Data records for software interfaces:
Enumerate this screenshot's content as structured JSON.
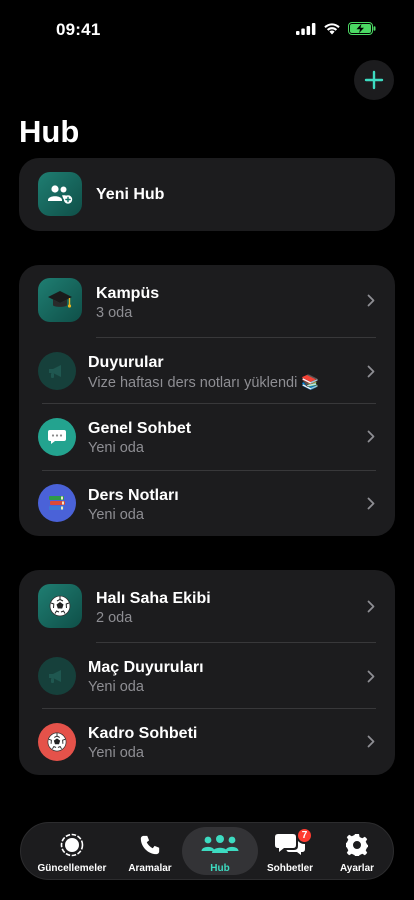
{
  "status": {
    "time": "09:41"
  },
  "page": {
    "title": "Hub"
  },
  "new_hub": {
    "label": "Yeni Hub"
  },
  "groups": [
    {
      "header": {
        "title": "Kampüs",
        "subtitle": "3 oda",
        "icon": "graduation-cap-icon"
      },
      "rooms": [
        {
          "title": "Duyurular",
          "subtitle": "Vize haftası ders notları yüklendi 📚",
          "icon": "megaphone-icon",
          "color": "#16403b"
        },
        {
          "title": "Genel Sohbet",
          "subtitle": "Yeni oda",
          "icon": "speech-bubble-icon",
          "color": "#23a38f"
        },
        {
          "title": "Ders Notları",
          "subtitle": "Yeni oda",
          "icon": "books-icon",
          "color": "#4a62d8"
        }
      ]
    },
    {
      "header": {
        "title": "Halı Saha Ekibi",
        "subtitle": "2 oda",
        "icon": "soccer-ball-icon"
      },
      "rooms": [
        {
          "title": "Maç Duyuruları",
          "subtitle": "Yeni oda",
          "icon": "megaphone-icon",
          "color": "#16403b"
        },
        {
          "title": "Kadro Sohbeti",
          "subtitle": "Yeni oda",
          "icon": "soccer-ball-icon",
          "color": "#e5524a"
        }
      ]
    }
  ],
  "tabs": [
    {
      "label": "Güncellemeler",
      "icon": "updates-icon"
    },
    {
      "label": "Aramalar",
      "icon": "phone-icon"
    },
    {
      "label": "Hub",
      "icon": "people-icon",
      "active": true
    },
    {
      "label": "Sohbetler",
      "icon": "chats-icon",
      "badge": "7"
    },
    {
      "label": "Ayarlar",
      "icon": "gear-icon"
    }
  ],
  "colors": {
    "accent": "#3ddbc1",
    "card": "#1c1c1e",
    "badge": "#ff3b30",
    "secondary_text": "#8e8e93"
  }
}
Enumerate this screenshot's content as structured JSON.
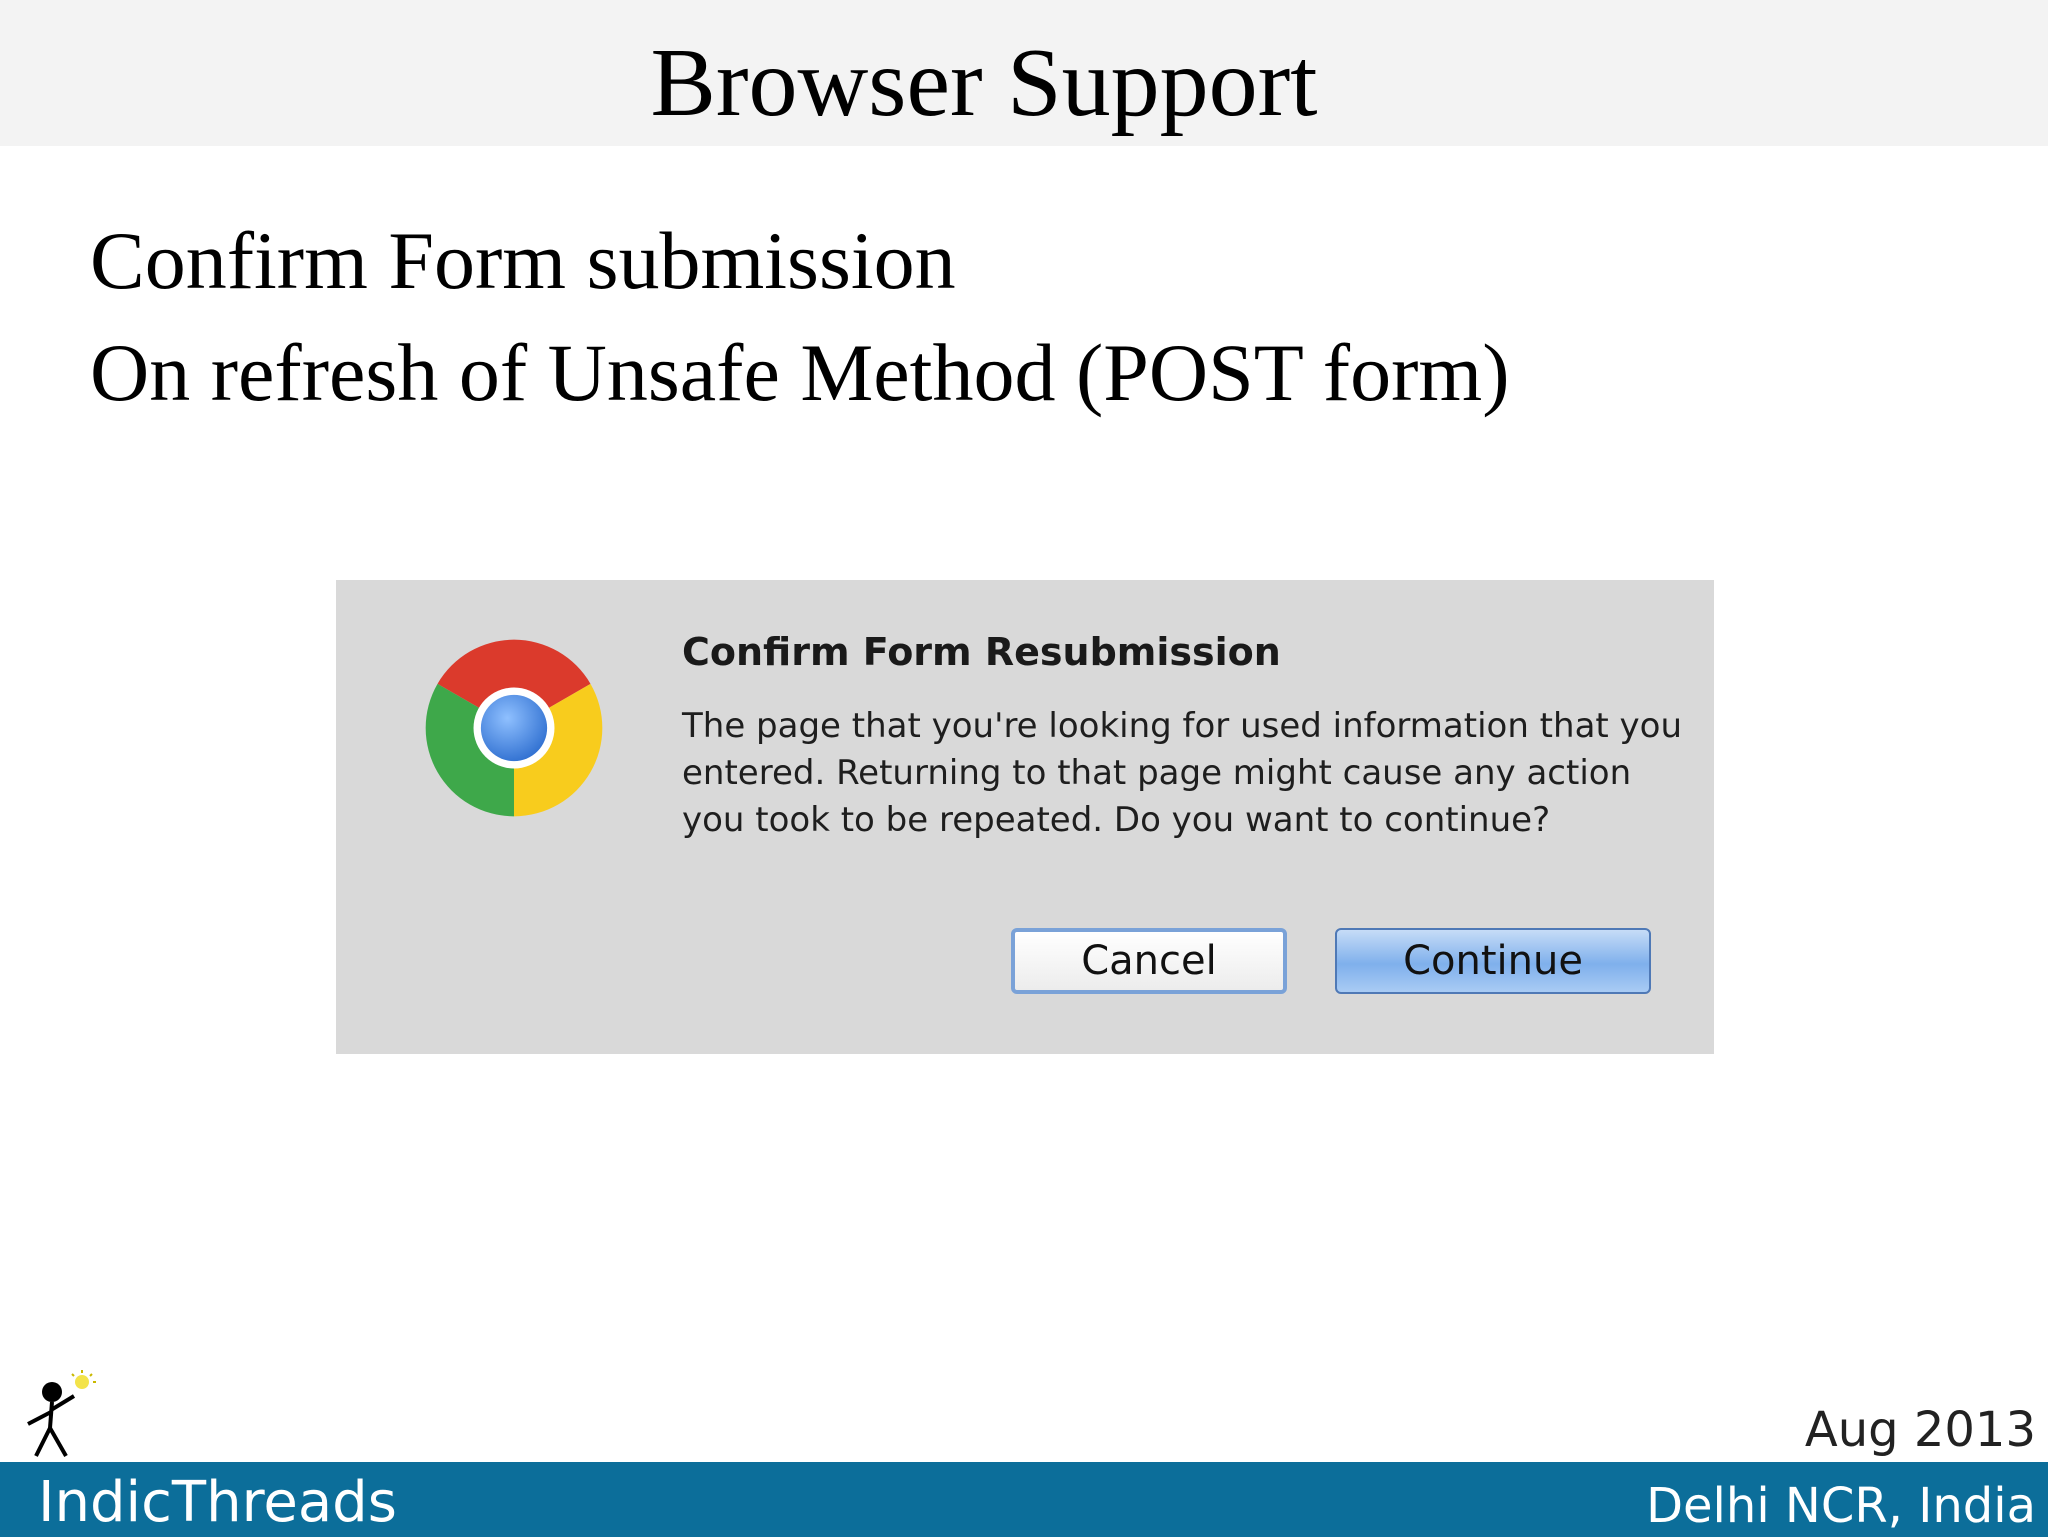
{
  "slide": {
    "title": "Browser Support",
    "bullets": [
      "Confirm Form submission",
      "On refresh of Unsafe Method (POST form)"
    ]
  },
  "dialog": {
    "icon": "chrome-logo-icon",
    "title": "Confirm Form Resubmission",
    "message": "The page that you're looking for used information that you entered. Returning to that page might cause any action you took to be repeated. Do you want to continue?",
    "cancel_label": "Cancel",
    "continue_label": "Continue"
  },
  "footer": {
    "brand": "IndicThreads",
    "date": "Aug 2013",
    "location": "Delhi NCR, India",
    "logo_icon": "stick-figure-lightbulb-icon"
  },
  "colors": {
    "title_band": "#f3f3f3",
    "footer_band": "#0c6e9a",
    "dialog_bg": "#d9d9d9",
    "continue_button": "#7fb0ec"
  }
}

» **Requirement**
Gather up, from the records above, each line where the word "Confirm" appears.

» **Exercise output**
      "Confirm Form submission",
    "title": "Confirm Form Resubmission",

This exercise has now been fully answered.